Segment Start: LISTED RECORDS
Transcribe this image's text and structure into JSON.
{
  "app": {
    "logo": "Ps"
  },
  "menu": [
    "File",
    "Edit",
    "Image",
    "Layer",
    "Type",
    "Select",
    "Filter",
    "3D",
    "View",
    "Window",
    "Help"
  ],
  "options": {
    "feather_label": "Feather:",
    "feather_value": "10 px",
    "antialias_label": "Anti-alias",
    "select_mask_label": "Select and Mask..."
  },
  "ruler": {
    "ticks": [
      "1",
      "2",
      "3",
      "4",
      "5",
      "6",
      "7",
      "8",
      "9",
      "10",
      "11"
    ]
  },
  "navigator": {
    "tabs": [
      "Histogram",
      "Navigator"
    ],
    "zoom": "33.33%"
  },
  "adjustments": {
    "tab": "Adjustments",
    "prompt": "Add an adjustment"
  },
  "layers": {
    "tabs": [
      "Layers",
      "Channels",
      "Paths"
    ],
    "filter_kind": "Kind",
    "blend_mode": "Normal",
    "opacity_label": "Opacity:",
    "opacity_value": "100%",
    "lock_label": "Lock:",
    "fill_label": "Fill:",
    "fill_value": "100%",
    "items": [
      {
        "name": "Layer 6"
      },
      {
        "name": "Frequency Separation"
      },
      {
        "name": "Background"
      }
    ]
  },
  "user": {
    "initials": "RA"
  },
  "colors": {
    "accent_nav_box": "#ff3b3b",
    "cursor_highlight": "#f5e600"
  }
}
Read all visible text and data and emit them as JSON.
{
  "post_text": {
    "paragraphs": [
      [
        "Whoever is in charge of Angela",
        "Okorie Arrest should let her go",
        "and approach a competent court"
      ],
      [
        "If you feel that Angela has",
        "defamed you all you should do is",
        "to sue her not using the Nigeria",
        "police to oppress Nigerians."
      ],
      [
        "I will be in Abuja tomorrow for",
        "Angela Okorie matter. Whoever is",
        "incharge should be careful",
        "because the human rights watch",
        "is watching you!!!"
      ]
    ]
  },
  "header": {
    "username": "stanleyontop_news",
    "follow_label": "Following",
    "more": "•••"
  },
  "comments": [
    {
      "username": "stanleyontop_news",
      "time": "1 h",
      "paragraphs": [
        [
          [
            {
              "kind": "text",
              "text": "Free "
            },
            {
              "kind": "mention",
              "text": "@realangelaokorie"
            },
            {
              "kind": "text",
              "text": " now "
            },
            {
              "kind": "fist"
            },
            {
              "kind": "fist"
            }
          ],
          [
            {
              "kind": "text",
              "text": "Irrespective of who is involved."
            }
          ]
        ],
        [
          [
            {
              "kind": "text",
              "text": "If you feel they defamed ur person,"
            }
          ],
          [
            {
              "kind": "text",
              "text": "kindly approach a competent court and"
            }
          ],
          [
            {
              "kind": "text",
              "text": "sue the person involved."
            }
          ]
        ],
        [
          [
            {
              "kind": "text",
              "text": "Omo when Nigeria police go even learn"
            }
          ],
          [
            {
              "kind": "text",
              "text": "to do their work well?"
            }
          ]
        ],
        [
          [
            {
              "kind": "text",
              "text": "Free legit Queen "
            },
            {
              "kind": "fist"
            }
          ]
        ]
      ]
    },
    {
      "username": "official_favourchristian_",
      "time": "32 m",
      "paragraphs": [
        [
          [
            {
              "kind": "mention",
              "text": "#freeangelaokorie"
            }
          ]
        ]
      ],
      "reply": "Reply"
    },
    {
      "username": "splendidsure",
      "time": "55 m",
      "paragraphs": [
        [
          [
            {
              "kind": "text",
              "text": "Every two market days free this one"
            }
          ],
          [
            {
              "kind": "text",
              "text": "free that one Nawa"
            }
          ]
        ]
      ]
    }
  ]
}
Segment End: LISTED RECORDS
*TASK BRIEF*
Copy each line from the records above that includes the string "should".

*SOLVED PROBLEM*
        "Okorie Arrest should let her go",
        "defamed you all you should do is",
        "incharge should be careful",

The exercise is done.